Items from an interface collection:
##########

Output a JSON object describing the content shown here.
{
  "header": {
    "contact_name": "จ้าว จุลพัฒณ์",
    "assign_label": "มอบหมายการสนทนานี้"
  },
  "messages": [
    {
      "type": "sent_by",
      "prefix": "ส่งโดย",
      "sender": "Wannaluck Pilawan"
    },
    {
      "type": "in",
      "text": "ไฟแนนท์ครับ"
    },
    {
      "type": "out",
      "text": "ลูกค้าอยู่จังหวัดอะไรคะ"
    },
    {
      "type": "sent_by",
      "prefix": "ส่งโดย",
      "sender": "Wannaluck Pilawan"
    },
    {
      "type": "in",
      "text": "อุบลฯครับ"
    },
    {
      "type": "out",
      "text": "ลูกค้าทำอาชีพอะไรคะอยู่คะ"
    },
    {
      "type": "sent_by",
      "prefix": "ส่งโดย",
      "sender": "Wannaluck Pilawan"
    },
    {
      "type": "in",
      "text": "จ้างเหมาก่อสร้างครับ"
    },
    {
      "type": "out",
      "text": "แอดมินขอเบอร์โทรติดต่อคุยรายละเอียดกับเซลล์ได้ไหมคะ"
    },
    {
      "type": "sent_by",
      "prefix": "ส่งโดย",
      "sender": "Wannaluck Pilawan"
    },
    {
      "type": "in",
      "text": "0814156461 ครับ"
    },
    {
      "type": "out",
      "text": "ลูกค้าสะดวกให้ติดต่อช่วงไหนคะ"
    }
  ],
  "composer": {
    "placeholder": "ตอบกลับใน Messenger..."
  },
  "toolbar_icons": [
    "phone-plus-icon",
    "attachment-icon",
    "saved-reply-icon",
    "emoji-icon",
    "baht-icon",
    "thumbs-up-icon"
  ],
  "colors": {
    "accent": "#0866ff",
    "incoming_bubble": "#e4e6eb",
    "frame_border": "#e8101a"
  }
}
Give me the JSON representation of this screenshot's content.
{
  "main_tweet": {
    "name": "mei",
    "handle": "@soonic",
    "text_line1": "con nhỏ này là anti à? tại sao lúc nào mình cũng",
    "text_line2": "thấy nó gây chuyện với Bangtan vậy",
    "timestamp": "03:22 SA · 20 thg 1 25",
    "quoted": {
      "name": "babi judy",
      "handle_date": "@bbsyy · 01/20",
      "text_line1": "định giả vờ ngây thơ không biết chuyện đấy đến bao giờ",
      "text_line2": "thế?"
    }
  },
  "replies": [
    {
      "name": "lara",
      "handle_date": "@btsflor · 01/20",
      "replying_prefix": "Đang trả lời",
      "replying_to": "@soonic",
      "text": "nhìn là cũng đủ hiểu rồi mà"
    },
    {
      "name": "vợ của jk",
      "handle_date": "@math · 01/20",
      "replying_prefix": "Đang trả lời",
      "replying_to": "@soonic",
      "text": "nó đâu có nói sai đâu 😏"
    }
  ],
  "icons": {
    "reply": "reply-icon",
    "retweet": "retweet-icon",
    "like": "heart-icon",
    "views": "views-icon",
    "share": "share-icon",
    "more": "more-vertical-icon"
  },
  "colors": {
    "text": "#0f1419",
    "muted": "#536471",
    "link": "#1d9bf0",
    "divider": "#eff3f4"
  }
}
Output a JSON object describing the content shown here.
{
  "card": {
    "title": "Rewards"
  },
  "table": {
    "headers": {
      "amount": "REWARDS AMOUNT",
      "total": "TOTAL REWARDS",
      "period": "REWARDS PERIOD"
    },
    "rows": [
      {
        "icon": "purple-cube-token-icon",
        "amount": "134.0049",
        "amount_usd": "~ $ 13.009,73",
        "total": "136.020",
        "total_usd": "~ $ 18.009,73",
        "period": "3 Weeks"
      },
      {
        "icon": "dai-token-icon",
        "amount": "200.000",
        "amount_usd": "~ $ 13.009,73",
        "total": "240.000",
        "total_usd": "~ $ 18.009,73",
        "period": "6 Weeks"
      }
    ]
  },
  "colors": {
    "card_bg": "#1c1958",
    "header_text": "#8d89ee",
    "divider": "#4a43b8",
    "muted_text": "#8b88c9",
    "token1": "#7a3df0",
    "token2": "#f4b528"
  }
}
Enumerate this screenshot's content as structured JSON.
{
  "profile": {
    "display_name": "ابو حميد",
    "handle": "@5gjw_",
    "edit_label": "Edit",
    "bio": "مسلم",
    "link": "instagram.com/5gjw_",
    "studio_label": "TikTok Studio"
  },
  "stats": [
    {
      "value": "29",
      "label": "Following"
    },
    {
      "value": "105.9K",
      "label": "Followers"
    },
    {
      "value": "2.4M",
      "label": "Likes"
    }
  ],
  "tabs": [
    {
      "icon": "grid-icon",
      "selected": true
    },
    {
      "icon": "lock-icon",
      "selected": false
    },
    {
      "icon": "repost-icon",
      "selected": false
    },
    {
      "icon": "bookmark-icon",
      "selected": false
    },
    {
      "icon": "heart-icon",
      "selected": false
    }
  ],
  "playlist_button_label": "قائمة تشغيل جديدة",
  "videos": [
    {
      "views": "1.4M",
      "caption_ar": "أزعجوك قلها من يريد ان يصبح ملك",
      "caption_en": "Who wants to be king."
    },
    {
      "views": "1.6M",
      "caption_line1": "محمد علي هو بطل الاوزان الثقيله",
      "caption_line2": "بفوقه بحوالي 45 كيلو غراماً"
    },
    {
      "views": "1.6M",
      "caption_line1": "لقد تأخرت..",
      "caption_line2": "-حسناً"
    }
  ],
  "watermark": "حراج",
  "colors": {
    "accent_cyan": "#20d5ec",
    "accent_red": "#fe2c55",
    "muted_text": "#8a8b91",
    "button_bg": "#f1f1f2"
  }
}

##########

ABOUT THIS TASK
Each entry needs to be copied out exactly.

ANSWER SPACE
Output a JSON object describing the content shown here.
{
  "header": {
    "contact_name": "จ้าว จุลพัฒณ์",
    "assign_label": "มอบหมายการสนทนานี้"
  },
  "messages": [
    {
      "type": "sent_by",
      "prefix": "ส่งโดย",
      "sender": "Wannaluck Pilawan"
    },
    {
      "type": "in",
      "text": "ไฟแนนท์ครับ"
    },
    {
      "type": "out",
      "text": "ลูกค้าอยู่จังหวัดอะไรคะ"
    },
    {
      "type": "sent_by",
      "prefix": "ส่งโดย",
      "sender": "Wannaluck Pilawan"
    },
    {
      "type": "in",
      "text": "อุบลฯครับ"
    },
    {
      "type": "out",
      "text": "ลูกค้าทำอาชีพอะไรคะอยู่คะ"
    },
    {
      "type": "sent_by",
      "prefix": "ส่งโดย",
      "sender": "Wannaluck Pilawan"
    },
    {
      "type": "in",
      "text": "จ้างเหมาก่อสร้างครับ"
    },
    {
      "type": "out",
      "text": "แอดมินขอเบอร์โทรติดต่อคุยรายละเอียดกับเซลล์ได้ไหมคะ"
    },
    {
      "type": "sent_by",
      "prefix": "ส่งโดย",
      "sender": "Wannaluck Pilawan"
    },
    {
      "type": "in",
      "text": "0814156461 ครับ"
    },
    {
      "type": "out",
      "text": "ลูกค้าสะดวกให้ติดต่อช่วงไหนคะ"
    }
  ],
  "composer": {
    "placeholder": "ตอบกลับใน Messenger..."
  },
  "toolbar_icons": [
    "phone-plus-icon",
    "attachment-icon",
    "saved-reply-icon",
    "emoji-icon",
    "baht-icon",
    "thumbs-up-icon"
  ],
  "colors": {
    "accent": "#0866ff",
    "incoming_bubble": "#e4e6eb",
    "frame_border": "#e8101a"
  }
}
Give me the JSON representation of this screenshot's content.
{
  "main_tweet": {
    "name": "mei",
    "handle": "@soonic",
    "text_line1": "con nhỏ này là anti à? tại sao lúc nào mình cũng",
    "text_line2": "thấy nó gây chuyện với Bangtan vậy",
    "timestamp": "03:22 SA · 20 thg 1 25",
    "quoted": {
      "name": "babi judy",
      "handle_date": "@bbsyy · 01/20",
      "text_line1": "định giả vờ ngây thơ không biết chuyện đấy đến bao giờ",
      "text_line2": "thế?"
    }
  },
  "replies": [
    {
      "name": "lara",
      "handle_date": "@btsflor · 01/20",
      "replying_prefix": "Đang trả lời",
      "replying_to": "@soonic",
      "text": "nhìn là cũng đủ hiểu rồi mà"
    },
    {
      "name": "vợ của jk",
      "handle_date": "@math · 01/20",
      "replying_prefix": "Đang trả lời",
      "replying_to": "@soonic",
      "text": "nó đâu có nói sai đâu 😏"
    }
  ],
  "icons": {
    "reply": "reply-icon",
    "retweet": "retweet-icon",
    "like": "heart-icon",
    "views": "views-icon",
    "share": "share-icon",
    "more": "more-vertical-icon"
  },
  "colors": {
    "text": "#0f1419",
    "muted": "#536471",
    "link": "#1d9bf0",
    "divider": "#eff3f4"
  }
}
Output a JSON object describing the content shown here.
{
  "card": {
    "title": "Rewards"
  },
  "table": {
    "headers": {
      "amount": "REWARDS AMOUNT",
      "total": "TOTAL REWARDS",
      "period": "REWARDS PERIOD"
    },
    "rows": [
      {
        "icon": "purple-cube-token-icon",
        "amount": "134.0049",
        "amount_usd": "~ $ 13.009,73",
        "total": "136.020",
        "total_usd": "~ $ 18.009,73",
        "period": "3 Weeks"
      },
      {
        "icon": "dai-token-icon",
        "amount": "200.000",
        "amount_usd": "~ $ 13.009,73",
        "total": "240.000",
        "total_usd": "~ $ 18.009,73",
        "period": "6 Weeks"
      }
    ]
  },
  "colors": {
    "card_bg": "#1c1958",
    "header_text": "#8d89ee",
    "divider": "#4a43b8",
    "muted_text": "#8b88c9",
    "token1": "#7a3df0",
    "token2": "#f4b528"
  }
}
Enumerate this screenshot's content as structured JSON.
{
  "profile": {
    "display_name": "ابو حميد",
    "handle": "@5gjw_",
    "edit_label": "Edit",
    "bio": "مسلم",
    "link": "instagram.com/5gjw_",
    "studio_label": "TikTok Studio"
  },
  "stats": [
    {
      "value": "29",
      "label": "Following"
    },
    {
      "value": "105.9K",
      "label": "Followers"
    },
    {
      "value": "2.4M",
      "label": "Likes"
    }
  ],
  "tabs": [
    {
      "icon": "grid-icon",
      "selected": true
    },
    {
      "icon": "lock-icon",
      "selected": false
    },
    {
      "icon": "repost-icon",
      "selected": false
    },
    {
      "icon": "bookmark-icon",
      "selected": false
    },
    {
      "icon": "heart-icon",
      "selected": false
    }
  ],
  "playlist_button_label": "قائمة تشغيل جديدة",
  "videos": [
    {
      "views": "1.4M",
      "caption_ar": "أزعجوك قلها من يريد ان يصبح ملك",
      "caption_en": "Who wants to be king."
    },
    {
      "views": "1.6M",
      "caption_line1": "محمد علي هو بطل الاوزان الثقيله",
      "caption_line2": "بفوقه بحوالي 45 كيلو غراماً"
    },
    {
      "views": "1.6M",
      "caption_line1": "لقد تأخرت..",
      "caption_line2": "-حسناً"
    }
  ],
  "watermark": "حراج",
  "colors": {
    "accent_cyan": "#20d5ec",
    "accent_red": "#fe2c55",
    "muted_text": "#8a8b91",
    "button_bg": "#f1f1f2"
  }
}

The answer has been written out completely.